**Goal of the exercise:** Retype every entry below without altering anything.

**Given entries:**
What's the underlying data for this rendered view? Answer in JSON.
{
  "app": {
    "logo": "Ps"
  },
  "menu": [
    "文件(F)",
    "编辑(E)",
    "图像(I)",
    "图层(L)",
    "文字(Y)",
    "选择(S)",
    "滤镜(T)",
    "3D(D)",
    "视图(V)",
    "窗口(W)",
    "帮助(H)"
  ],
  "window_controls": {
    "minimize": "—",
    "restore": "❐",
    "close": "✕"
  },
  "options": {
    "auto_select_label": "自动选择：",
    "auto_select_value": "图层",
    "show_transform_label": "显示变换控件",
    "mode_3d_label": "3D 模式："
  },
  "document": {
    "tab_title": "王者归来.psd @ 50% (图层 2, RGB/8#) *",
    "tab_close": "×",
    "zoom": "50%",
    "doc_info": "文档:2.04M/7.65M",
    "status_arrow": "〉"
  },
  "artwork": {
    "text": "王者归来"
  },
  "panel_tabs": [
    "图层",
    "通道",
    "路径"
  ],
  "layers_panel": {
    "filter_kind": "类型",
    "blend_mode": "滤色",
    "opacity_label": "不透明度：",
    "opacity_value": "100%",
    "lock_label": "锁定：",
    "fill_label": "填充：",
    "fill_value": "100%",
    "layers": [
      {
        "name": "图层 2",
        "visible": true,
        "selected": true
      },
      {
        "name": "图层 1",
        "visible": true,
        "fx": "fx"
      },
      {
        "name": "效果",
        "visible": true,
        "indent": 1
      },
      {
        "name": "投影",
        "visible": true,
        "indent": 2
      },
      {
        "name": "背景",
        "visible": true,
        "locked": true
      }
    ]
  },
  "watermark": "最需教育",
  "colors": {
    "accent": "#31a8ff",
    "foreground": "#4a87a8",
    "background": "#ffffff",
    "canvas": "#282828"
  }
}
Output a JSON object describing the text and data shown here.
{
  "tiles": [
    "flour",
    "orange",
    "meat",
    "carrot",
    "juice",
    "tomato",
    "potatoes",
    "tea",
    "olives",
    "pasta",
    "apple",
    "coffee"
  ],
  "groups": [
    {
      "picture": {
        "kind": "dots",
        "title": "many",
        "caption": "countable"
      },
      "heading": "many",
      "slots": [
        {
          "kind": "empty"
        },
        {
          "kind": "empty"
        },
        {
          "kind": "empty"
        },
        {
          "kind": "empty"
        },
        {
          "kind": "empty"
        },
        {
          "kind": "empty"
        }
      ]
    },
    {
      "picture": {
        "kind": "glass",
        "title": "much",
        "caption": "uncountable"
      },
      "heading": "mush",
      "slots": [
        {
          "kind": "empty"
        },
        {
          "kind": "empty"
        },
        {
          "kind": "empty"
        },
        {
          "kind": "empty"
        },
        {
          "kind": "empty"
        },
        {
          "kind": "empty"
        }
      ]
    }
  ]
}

**Response box:**
What's the underlying data for this rendered view? Answer in JSON.
{
  "app": {
    "logo": "Ps"
  },
  "menu": [
    "文件(F)",
    "编辑(E)",
    "图像(I)",
    "图层(L)",
    "文字(Y)",
    "选择(S)",
    "滤镜(T)",
    "3D(D)",
    "视图(V)",
    "窗口(W)",
    "帮助(H)"
  ],
  "window_controls": {
    "minimize": "—",
    "restore": "❐",
    "close": "✕"
  },
  "options": {
    "auto_select_label": "自动选择：",
    "auto_select_value": "图层",
    "show_transform_label": "显示变换控件",
    "mode_3d_label": "3D 模式："
  },
  "document": {
    "tab_title": "王者归来.psd @ 50% (图层 2, RGB/8#) *",
    "tab_close": "×",
    "zoom": "50%",
    "doc_info": "文档:2.04M/7.65M",
    "status_arrow": "〉"
  },
  "artwork": {
    "text": "王者归来"
  },
  "panel_tabs": [
    "图层",
    "通道",
    "路径"
  ],
  "layers_panel": {
    "filter_kind": "类型",
    "blend_mode": "滤色",
    "opacity_label": "不透明度：",
    "opacity_value": "100%",
    "lock_label": "锁定：",
    "fill_label": "填充：",
    "fill_value": "100%",
    "layers": [
      {
        "name": "图层 2",
        "visible": true,
        "selected": true
      },
      {
        "name": "图层 1",
        "visible": true,
        "fx": "fx"
      },
      {
        "name": "效果",
        "visible": true,
        "indent": 1
      },
      {
        "name": "投影",
        "visible": true,
        "indent": 2
      },
      {
        "name": "背景",
        "visible": true,
        "locked": true
      }
    ]
  },
  "watermark": "最需教育",
  "colors": {
    "accent": "#31a8ff",
    "foreground": "#4a87a8",
    "background": "#ffffff",
    "canvas": "#282828"
  }
}
Output a JSON object describing the text and data shown here.
{
  "tiles": [
    "flour",
    "orange",
    "meat",
    "carrot",
    "juice",
    "tomato",
    "potatoes",
    "tea",
    "olives",
    "pasta",
    "apple",
    "coffee"
  ],
  "groups": [
    {
      "picture": {
        "kind": "dots",
        "title": "many",
        "caption": "countable"
      },
      "heading": "many",
      "slots": [
        {
          "kind": "empty"
        },
        {
          "kind": "empty"
        },
        {
          "kind": "empty"
        },
        {
          "kind": "empty"
        },
        {
          "kind": "empty"
        },
        {
          "kind": "empty"
        }
      ]
    },
    {
      "picture": {
        "kind": "glass",
        "title": "much",
        "caption": "uncountable"
      },
      "heading": "mush",
      "slots": [
        {
          "kind": "empty"
        },
        {
          "kind": "empty"
        },
        {
          "kind": "empty"
        },
        {
          "kind": "empty"
        },
        {
          "kind": "empty"
        },
        {
          "kind": "empty"
        }
      ]
    }
  ]
}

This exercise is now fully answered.